This argument points to a second general causal factor found in many, if not most accidents, the human being. This greeting procedure is a typical expression of human sentimentality in general and in this case it is reported that the captain steered even closer so that a crew member could wave to his sister. This would not have happened with an automated ship; however, whilst automated airplanes, cars and trains are a kind of semi-reality, automated ships are still a vision. Airplanes, cars and trains have a human operator, but when problems arise, the electronics of the machine take over with capabilities and a reaction speed the human operator lacks. It is the radar led landing system which brings down the plane in heavy weather and electronics take over if drivers over-steer their cars or need to stop due to a sudden obstacle. These systems have been designed to overcome the limits of human information processing and to counter humans’ most significant weakness when it comes to work, reliability.

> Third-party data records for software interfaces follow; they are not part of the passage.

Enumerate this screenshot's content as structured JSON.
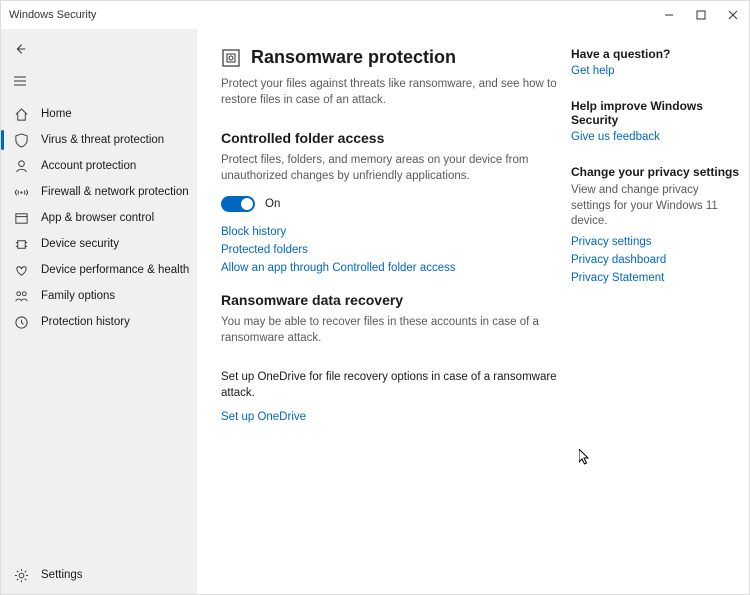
{
  "titlebar": {
    "title": "Windows Security"
  },
  "nav": {
    "items": [
      {
        "label": "Home"
      },
      {
        "label": "Virus & threat protection"
      },
      {
        "label": "Account protection"
      },
      {
        "label": "Firewall & network protection"
      },
      {
        "label": "App & browser control"
      },
      {
        "label": "Device security"
      },
      {
        "label": "Device performance & health"
      },
      {
        "label": "Family options"
      },
      {
        "label": "Protection history"
      }
    ],
    "settings": "Settings"
  },
  "page": {
    "title": "Ransomware protection",
    "subtitle": "Protect your files against threats like ransomware, and see how to restore files in case of an attack.",
    "section1": {
      "heading": "Controlled folder access",
      "desc": "Protect files, folders, and memory areas on your device from unauthorized changes by unfriendly applications.",
      "toggle_state": "On",
      "links": {
        "block_history": "Block history",
        "protected_folders": "Protected folders",
        "allow_app": "Allow an app through Controlled folder access"
      }
    },
    "section2": {
      "heading": "Ransomware data recovery",
      "desc": "You may be able to recover files in these accounts in case of a ransomware attack.",
      "body": "Set up OneDrive for file recovery options in case of a ransomware attack.",
      "link": "Set up OneDrive"
    }
  },
  "side": {
    "question": {
      "head": "Have a question?",
      "link": "Get help"
    },
    "improve": {
      "head": "Help improve Windows Security",
      "link": "Give us feedback"
    },
    "privacy": {
      "head": "Change your privacy settings",
      "text": "View and change privacy settings for your Windows 11 device.",
      "links": {
        "a": "Privacy settings",
        "b": "Privacy dashboard",
        "c": "Privacy Statement"
      }
    }
  }
}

Human unreliability has many physical and mental sources. Abuse of substances like alcohol is one of the most feared but controllable causes of accidents in the work place. The captain of the “Concordia” was immediately tested for substances. The results are unknown, but some years ago the complete crew of an airplane was denied boarding because they were evidently drunk. Alcohol is not only a major problem in car travel but has also caused train and subway accidents. Nevertheless, despite this evidence and other human weaknesses, it is the captain or the driver of a transport system that gives people trust in the system. Driverless subway systems are a possible reality, but only realized on a very small scale and on short routes because passengers want a human driver who can prevent or help out in emergency situations. It is the hope that human flexibility will help out where the reliable automata fail. This guarantees pilots, captains and drivers their continued presence. Indeed, no automatic system would have landed a plane and rescued its passengers on the Hudson River as happened in 2011. Nevertheless, this rare accident and the captain’s heroic actions are a reminder of the need to optimize the relationship between humans and the technological systems they create.